Citation: Li X, Zhang X, Park H and Di Bartolomeo A (2020) Editorial: Electronics and Optoelectronics of Graphene and Related 2D Materials. Front. Mater. 7:235. doi: 10.3389/fmats.2020.00235

Received: 10 June 2020; Accepted: 26 June 2020;
Published: 12 August 2020.

Approved by:

Bernardo Mendoza, Centro de Investigaciones en Optica, Mexico

Copyright © 2020 Li, Zhang, Park and Di Bartolomeo. This is an open-access article distributed under the terms of the Creative Commons Attribution License (CC BY). The use, distribution or reproduction in other forums is permitted, provided the original author(s) and the copyright owner(s) are credited and that the original publication in this journal is cited, in accordance with accepted academic practice.

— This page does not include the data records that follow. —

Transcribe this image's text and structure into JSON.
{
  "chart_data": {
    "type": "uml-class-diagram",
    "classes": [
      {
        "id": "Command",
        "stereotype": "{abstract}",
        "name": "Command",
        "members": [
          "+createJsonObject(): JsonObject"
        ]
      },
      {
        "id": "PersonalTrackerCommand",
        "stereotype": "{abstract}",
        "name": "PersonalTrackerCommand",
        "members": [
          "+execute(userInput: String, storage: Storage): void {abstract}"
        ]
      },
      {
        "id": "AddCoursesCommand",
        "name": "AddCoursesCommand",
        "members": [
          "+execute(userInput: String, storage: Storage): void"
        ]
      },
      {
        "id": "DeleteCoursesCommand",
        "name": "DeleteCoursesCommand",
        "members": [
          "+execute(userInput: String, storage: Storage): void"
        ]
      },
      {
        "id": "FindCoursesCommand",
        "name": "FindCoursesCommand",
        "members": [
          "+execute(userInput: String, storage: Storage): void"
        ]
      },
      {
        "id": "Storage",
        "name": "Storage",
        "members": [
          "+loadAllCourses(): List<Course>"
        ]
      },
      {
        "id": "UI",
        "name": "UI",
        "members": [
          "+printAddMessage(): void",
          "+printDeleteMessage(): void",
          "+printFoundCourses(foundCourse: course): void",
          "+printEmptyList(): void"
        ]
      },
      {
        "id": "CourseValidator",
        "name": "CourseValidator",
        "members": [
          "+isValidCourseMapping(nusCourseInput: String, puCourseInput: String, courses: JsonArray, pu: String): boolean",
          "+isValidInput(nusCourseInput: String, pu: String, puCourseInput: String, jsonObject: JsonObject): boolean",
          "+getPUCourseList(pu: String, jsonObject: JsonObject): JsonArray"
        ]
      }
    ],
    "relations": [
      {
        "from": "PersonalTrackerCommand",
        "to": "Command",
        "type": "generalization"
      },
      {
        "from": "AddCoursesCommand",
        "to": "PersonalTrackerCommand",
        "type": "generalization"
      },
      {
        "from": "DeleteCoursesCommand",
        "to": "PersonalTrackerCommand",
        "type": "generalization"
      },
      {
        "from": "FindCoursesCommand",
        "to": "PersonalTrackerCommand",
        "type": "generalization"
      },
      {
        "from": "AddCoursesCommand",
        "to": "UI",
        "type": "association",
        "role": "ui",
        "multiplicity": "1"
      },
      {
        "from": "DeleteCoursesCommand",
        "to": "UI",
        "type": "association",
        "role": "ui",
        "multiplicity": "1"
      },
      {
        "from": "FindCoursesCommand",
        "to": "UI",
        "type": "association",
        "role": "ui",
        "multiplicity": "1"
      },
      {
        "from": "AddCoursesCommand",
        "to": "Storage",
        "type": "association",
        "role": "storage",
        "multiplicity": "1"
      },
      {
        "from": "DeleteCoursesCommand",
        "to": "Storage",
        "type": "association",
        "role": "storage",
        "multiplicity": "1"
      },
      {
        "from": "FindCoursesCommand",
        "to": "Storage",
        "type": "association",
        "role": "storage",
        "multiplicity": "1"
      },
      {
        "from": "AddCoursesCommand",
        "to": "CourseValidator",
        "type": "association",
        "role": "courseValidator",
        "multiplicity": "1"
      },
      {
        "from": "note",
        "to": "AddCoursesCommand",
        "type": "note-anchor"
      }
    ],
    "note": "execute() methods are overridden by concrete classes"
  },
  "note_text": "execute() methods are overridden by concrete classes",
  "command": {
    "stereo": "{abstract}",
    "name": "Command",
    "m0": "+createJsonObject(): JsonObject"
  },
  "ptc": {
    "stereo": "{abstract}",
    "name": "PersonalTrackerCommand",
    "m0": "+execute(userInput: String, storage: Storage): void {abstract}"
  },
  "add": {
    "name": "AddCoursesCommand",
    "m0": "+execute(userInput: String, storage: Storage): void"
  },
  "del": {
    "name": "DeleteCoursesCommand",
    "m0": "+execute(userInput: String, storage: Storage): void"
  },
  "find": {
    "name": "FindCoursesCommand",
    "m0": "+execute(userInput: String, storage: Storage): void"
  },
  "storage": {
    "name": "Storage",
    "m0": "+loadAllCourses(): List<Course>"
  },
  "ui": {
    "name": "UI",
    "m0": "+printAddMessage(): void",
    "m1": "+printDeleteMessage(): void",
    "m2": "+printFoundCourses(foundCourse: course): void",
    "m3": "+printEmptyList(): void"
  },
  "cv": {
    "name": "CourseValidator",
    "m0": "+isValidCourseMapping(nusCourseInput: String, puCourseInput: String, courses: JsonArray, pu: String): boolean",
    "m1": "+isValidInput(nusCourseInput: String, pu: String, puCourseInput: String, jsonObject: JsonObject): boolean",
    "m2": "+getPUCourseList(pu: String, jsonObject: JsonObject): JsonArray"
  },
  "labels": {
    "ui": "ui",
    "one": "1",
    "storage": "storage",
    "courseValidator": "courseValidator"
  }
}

No use, distribution or reproduction is permitted which does not comply with these terms.

*Correspondence: Xinming Li, xmli@m.scnu.edu.cn; Xu Zhang, xuzh@cmu.edu; Hyesung Park, hspark@unist.ac.kr; Antonio Di Bartolomeo, adibartolomeo@unisa.it